Clearly confused as to which party he actually represents, former Prime Minister Rudd responded to mounting pressure on the government surrounding the resources levy this week by admitting it had not collected ‘any real revenue of any significance’. He then said it was solely up to Gillard and Treasurer Wayne Swan to fix the problem, just as soon as they got themselves out from under that bus. The Labor backbencher later clarified his comments, saying it was a little early to be judging the full impact of the tax at this point, but the whole thing did nothing to stop speculation he plans to make another run for the leadership of the ALP before the September election. Fear of such a move exists in some parts of Labor, however, as shown by the email doing the rounds containing scathing criticism of Rudd, including accusations he was "disloyal" to the PM and the ALP. Because the most honourable way of dealing with disloyalty in the ALP is by spreading mean rumours.
Royal Bank of Scotland boss Stephen Hester defended his right to a massive bonus payment this week, only days after the bank was fined over $500 million for rigging LIBOR and ripping off the public. The same public that pay his massive wage, as well as his bonus, given the bank is 81 per cent owned by British taxpayers after the lender was bailed out by the government in 2008. Defending himself, Hester said he had managed to get taxpayers off the hook from some of the bank’s huge liabilities, and has done big things to rescue the lender’s perilous situation. Which is quite nice, except that all of these things occurred as he presided over massive institutionalised corruption which has dragged the bank back into disgrace. RBS chairman Philip Hampton called Hester's pay ‘modest’ when judged against his peers, in a comparison that clearly neglects to consider things like common sense, reason and real life.

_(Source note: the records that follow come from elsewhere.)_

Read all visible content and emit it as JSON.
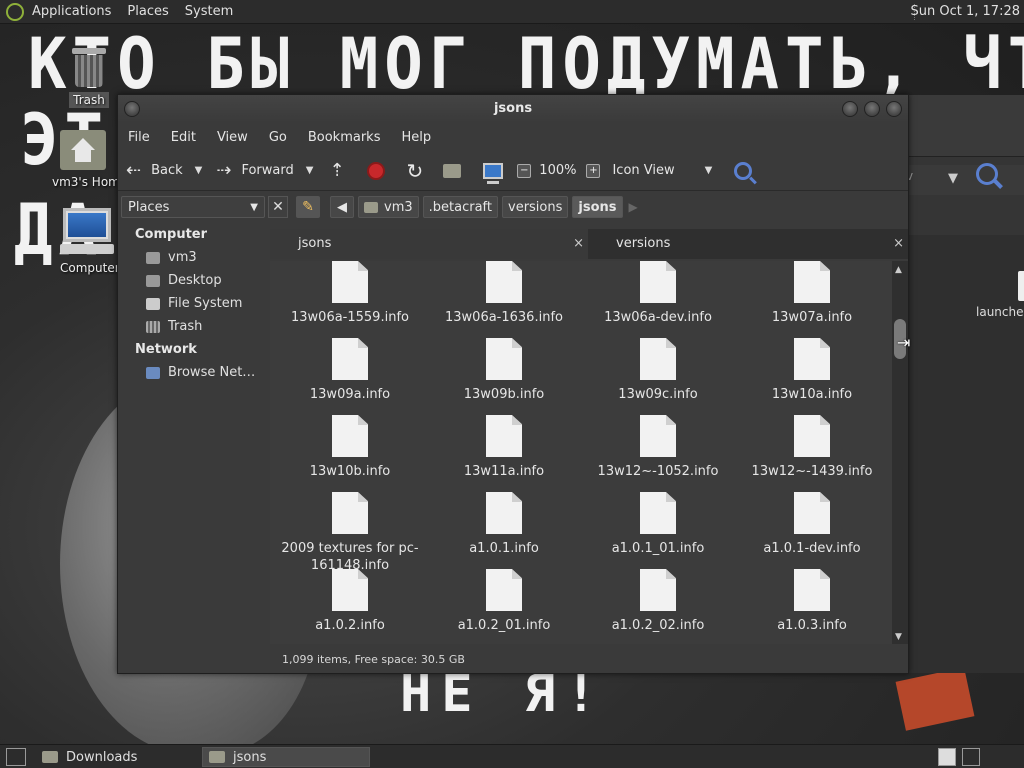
{
  "top_panel": {
    "menus": [
      "Applications",
      "Places",
      "System"
    ],
    "clock": "Sun Oct  1, 17:28"
  },
  "wallpaper": {
    "line1": "КТО БЫ МОГ ПОДУМАТЬ, ЧТО Я -",
    "line1_left": "ЭТ",
    "line2_left": "ДА",
    "line3": "НЕ Я!"
  },
  "desktop_icons": {
    "trash": "Trash",
    "home": "vm3's Home",
    "computer": "Computer"
  },
  "bg_window": {
    "view_fragment": "v",
    "file_label": "launcher"
  },
  "window": {
    "title": "jsons",
    "menu": [
      "File",
      "Edit",
      "View",
      "Go",
      "Bookmarks",
      "Help"
    ],
    "toolbar": {
      "back": "Back",
      "forward": "Forward",
      "zoom": "100%",
      "view_mode": "Icon View"
    },
    "location": {
      "places_label": "Places",
      "crumbs": [
        "vm3",
        ".betacraft",
        "versions",
        "jsons"
      ]
    },
    "sidebar": {
      "computer_header": "Computer",
      "computer_items": [
        "vm3",
        "Desktop",
        "File System",
        "Trash"
      ],
      "network_header": "Network",
      "network_items": [
        "Browse Net…"
      ]
    },
    "tabs": [
      {
        "label": "jsons",
        "close": "×"
      },
      {
        "label": "versions",
        "close": "×"
      }
    ],
    "files": [
      [
        "13w06a-1559.info",
        "13w06a-1636.info",
        "13w06a-dev.info",
        "13w07a.info"
      ],
      [
        "13w09a.info",
        "13w09b.info",
        "13w09c.info",
        "13w10a.info"
      ],
      [
        "13w10b.info",
        "13w11a.info",
        "13w12~-1052.info",
        "13w12~-1439.info"
      ],
      [
        "2009 textures for pc-161148.info",
        "a1.0.1.info",
        "a1.0.1_01.info",
        "a1.0.1-dev.info"
      ],
      [
        "a1.0.2.info",
        "a1.0.2_01.info",
        "a1.0.2_02.info",
        "a1.0.3.info"
      ]
    ],
    "status": "1,099 items, Free space: 30.5 GB"
  },
  "taskbar": {
    "items": [
      "Downloads",
      "jsons"
    ]
  }
}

– Opposition Leader Tony Abbott has banned Coalition MPs from leaving the country ahead of the election. Prime Minister Gillard has reportedly placed a similar ban on Labor MPs wanting to flee Labor before the vote.
– Bill Shorten has unveiled a government push to give victims of workplace bullying a better way to have their claims heard. The announcement was meant to be made by Kevin Rudd, but he apparently went home after Wayne Swan labelled him dysfunctional, a man of great weakness and accused him of self-interest, sabotage, and being deeply demeaning. Again.
– And finally, US President Barack Obama delivered his state of the union speech this week, at the relatively late time of after 9pm in New York. Liberal sources have urged Tony Abbott to follow a similar path for speeches when he is elected PM, so at least they have a good excuse for sleeping through them.